WHAT IS BEING ASKED: Each entry below needs to be reproduced exactly as given.

[[ MATERIAL PROVIDED, beginning ]]

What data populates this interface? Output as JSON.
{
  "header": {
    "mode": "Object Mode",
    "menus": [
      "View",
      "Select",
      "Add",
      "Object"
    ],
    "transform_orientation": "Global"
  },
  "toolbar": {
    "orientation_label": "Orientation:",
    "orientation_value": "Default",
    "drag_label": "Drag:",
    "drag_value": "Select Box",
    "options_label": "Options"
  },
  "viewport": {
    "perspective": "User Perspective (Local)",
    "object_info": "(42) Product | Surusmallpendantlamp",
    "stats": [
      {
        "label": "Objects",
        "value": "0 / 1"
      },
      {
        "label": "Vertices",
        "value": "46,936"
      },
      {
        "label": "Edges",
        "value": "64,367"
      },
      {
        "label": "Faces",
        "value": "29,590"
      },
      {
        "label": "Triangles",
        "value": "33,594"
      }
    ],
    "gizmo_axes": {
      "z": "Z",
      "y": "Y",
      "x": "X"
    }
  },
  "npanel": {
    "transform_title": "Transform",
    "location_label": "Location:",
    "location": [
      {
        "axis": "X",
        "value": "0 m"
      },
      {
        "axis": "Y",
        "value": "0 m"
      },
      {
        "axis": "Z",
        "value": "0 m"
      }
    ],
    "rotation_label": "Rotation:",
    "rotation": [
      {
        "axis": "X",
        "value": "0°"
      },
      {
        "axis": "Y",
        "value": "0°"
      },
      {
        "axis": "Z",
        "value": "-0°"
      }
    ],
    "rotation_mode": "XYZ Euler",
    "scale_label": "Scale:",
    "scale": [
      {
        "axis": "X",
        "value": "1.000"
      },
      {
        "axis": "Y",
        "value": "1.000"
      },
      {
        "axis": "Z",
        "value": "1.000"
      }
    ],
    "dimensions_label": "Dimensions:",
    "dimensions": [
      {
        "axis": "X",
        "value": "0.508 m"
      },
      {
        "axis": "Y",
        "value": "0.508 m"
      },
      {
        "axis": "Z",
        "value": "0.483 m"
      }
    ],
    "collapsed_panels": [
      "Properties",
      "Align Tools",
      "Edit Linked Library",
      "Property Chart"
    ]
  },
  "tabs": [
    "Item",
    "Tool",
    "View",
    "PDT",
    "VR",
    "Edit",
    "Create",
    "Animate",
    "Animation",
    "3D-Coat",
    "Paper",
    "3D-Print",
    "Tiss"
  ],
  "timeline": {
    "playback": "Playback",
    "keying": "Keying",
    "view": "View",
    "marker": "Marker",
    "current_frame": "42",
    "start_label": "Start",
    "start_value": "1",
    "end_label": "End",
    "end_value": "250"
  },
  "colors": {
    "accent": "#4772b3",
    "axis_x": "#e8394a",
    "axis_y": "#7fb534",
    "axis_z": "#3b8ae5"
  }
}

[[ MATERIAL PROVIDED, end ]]

EXERCISE RESPONSE:
What data populates this interface? Output as JSON.
{
  "header": {
    "mode": "Object Mode",
    "menus": [
      "View",
      "Select",
      "Add",
      "Object"
    ],
    "transform_orientation": "Global"
  },
  "toolbar": {
    "orientation_label": "Orientation:",
    "orientation_value": "Default",
    "drag_label": "Drag:",
    "drag_value": "Select Box",
    "options_label": "Options"
  },
  "viewport": {
    "perspective": "User Perspective (Local)",
    "object_info": "(42) Product | Surusmallpendantlamp",
    "stats": [
      {
        "label": "Objects",
        "value": "0 / 1"
      },
      {
        "label": "Vertices",
        "value": "46,936"
      },
      {
        "label": "Edges",
        "value": "64,367"
      },
      {
        "label": "Faces",
        "value": "29,590"
      },
      {
        "label": "Triangles",
        "value": "33,594"
      }
    ],
    "gizmo_axes": {
      "z": "Z",
      "y": "Y",
      "x": "X"
    }
  },
  "npanel": {
    "transform_title": "Transform",
    "location_label": "Location:",
    "location": [
      {
        "axis": "X",
        "value": "0 m"
      },
      {
        "axis": "Y",
        "value": "0 m"
      },
      {
        "axis": "Z",
        "value": "0 m"
      }
    ],
    "rotation_label": "Rotation:",
    "rotation": [
      {
        "axis": "X",
        "value": "0°"
      },
      {
        "axis": "Y",
        "value": "0°"
      },
      {
        "axis": "Z",
        "value": "-0°"
      }
    ],
    "rotation_mode": "XYZ Euler",
    "scale_label": "Scale:",
    "scale": [
      {
        "axis": "X",
        "value": "1.000"
      },
      {
        "axis": "Y",
        "value": "1.000"
      },
      {
        "axis": "Z",
        "value": "1.000"
      }
    ],
    "dimensions_label": "Dimensions:",
    "dimensions": [
      {
        "axis": "X",
        "value": "0.508 m"
      },
      {
        "axis": "Y",
        "value": "0.508 m"
      },
      {
        "axis": "Z",
        "value": "0.483 m"
      }
    ],
    "collapsed_panels": [
      "Properties",
      "Align Tools",
      "Edit Linked Library",
      "Property Chart"
    ]
  },
  "tabs": [
    "Item",
    "Tool",
    "View",
    "PDT",
    "VR",
    "Edit",
    "Create",
    "Animate",
    "Animation",
    "3D-Coat",
    "Paper",
    "3D-Print",
    "Tiss"
  ],
  "timeline": {
    "playback": "Playback",
    "keying": "Keying",
    "view": "View",
    "marker": "Marker",
    "current_frame": "42",
    "start_label": "Start",
    "start_value": "1",
    "end_label": "End",
    "end_value": "250"
  },
  "colors": {
    "accent": "#4772b3",
    "axis_x": "#e8394a",
    "axis_y": "#7fb534",
    "axis_z": "#3b8ae5"
  }
}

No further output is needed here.